AOL is starting what looks to be a massive restructuring campaign. Several months after Tim Armstrong was brought in as CEO he finally got around to doing some changes in the company's lineup and he's starting at the top level, ousting Chief Operations Officer Kim Partoll and Senior Vice President of Search and Local John Kannapel. Surprisingly, Patroll's departure comes just a couple of months after she got the position straight from Armstrong himself.
It may be strange that Armstrong started the reorganization six months after being announced as the new CEO, but he spent the first 100 days
there visiting AOL offices around the world, evaluating the company's assets and working on future strategy. With that behind him, it's time for phase two of his plan, reshaping the management structure.
Kannapel was listed as “acting head” of local and mapping during the last reshuffle in July so his departure was more or less expected but Patroll's leave is somewhat of a mystery. Apparently Armstrong won't be replacing any of them and their responsibilities will be spread out among other high-level execs. The company is also said to be on the lookout for a new chief marketing officer.

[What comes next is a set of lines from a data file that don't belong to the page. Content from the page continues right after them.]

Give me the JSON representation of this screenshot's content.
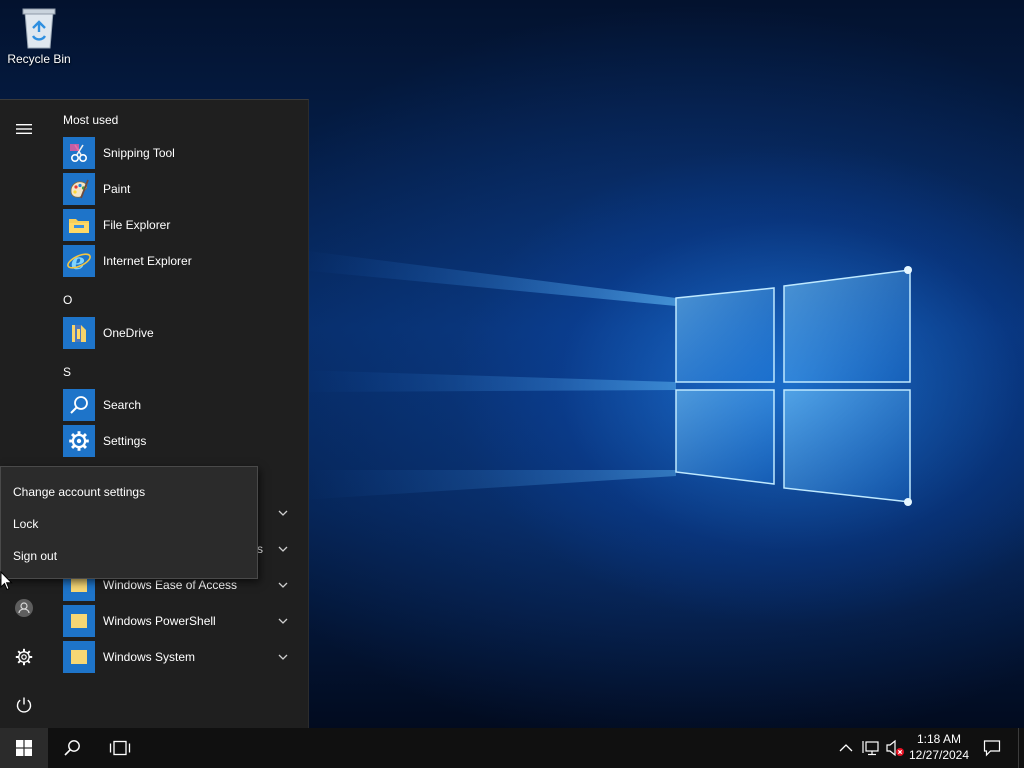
{
  "desktop": {
    "recycle_bin_label": "Recycle Bin"
  },
  "start_menu": {
    "rail": {
      "menu_icon": "hamburger-icon",
      "account_icon": "user-icon",
      "settings_icon": "gear-icon",
      "power_icon": "power-icon"
    },
    "most_used_header": "Most used",
    "most_used": [
      {
        "label": "Snipping Tool",
        "icon": "scissors-icon"
      },
      {
        "label": "Paint",
        "icon": "palette-icon"
      },
      {
        "label": "File Explorer",
        "icon": "folder-icon"
      },
      {
        "label": "Internet Explorer",
        "icon": "ie-icon"
      }
    ],
    "group_o_header": "O",
    "group_o": [
      {
        "label": "OneDrive",
        "icon": "onedrive-icon"
      }
    ],
    "group_s_header": "S",
    "group_s": [
      {
        "label": "Search",
        "icon": "search-icon"
      },
      {
        "label": "Settings",
        "icon": "gear-icon"
      }
    ],
    "partial_folder_label_tail": "s",
    "folders": [
      {
        "label": "Windows Ease of Access"
      },
      {
        "label": "Windows PowerShell"
      },
      {
        "label": "Windows System"
      }
    ]
  },
  "account_menu": {
    "items": [
      {
        "label": "Change account settings"
      },
      {
        "label": "Lock"
      },
      {
        "label": "Sign out"
      }
    ]
  },
  "taskbar": {
    "time": "1:18 AM",
    "date": "12/27/2024",
    "accent": "#1e74c9"
  }
}
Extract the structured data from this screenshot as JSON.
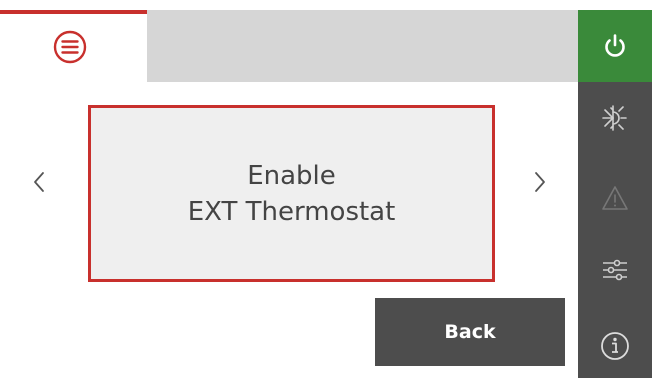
{
  "tabs": [
    {
      "icon": "menu-icon",
      "active": true
    },
    {
      "icon": "",
      "active": false
    }
  ],
  "option": {
    "line1": "Enable",
    "line2": "EXT Thermostat"
  },
  "navigation": {
    "prev_icon": "chevron-left-icon",
    "next_icon": "chevron-right-icon"
  },
  "buttons": {
    "back_label": "Back"
  },
  "sidebar": {
    "items": [
      {
        "icon": "power-icon",
        "active": true
      },
      {
        "icon": "snowflake-sun-icon",
        "active": false
      },
      {
        "icon": "warning-icon",
        "active": false
      },
      {
        "icon": "sliders-icon",
        "active": false
      },
      {
        "icon": "info-icon",
        "active": false
      }
    ]
  },
  "colors": {
    "accent": "#c8302d",
    "sidebar": "#4d4d4d",
    "power_active": "#3a8a3a",
    "option_bg": "#efefef"
  }
}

“Having proven herself an outstanding operating executive, Kim Partoll will take on the role of COO of AOL. In addition to continuing to expertly manage the Access business and the Business Intelligence group, Kim will focus on the “must haves” underlying each of the five strategic areas – ensuring everything we do is global, mobile, data-specific and cost managed,” Armstrong said back in June.
New hire and former Yahoo exec Brad Garlinghouse, who was just brought in
a little over a week ago, will take over the mobile business and Armstrong himself will run international operations. AOL advertising head will take over Kannapel's search duties while Jon Brod the former CEO of Patch, a local services company AOL acquired a while back, who now runs AOL Ventures, gets local and mapping. Armstrong is expected to make further changes in the company's executive lineup and then proceed with a greater series of layoffs that have already been announced.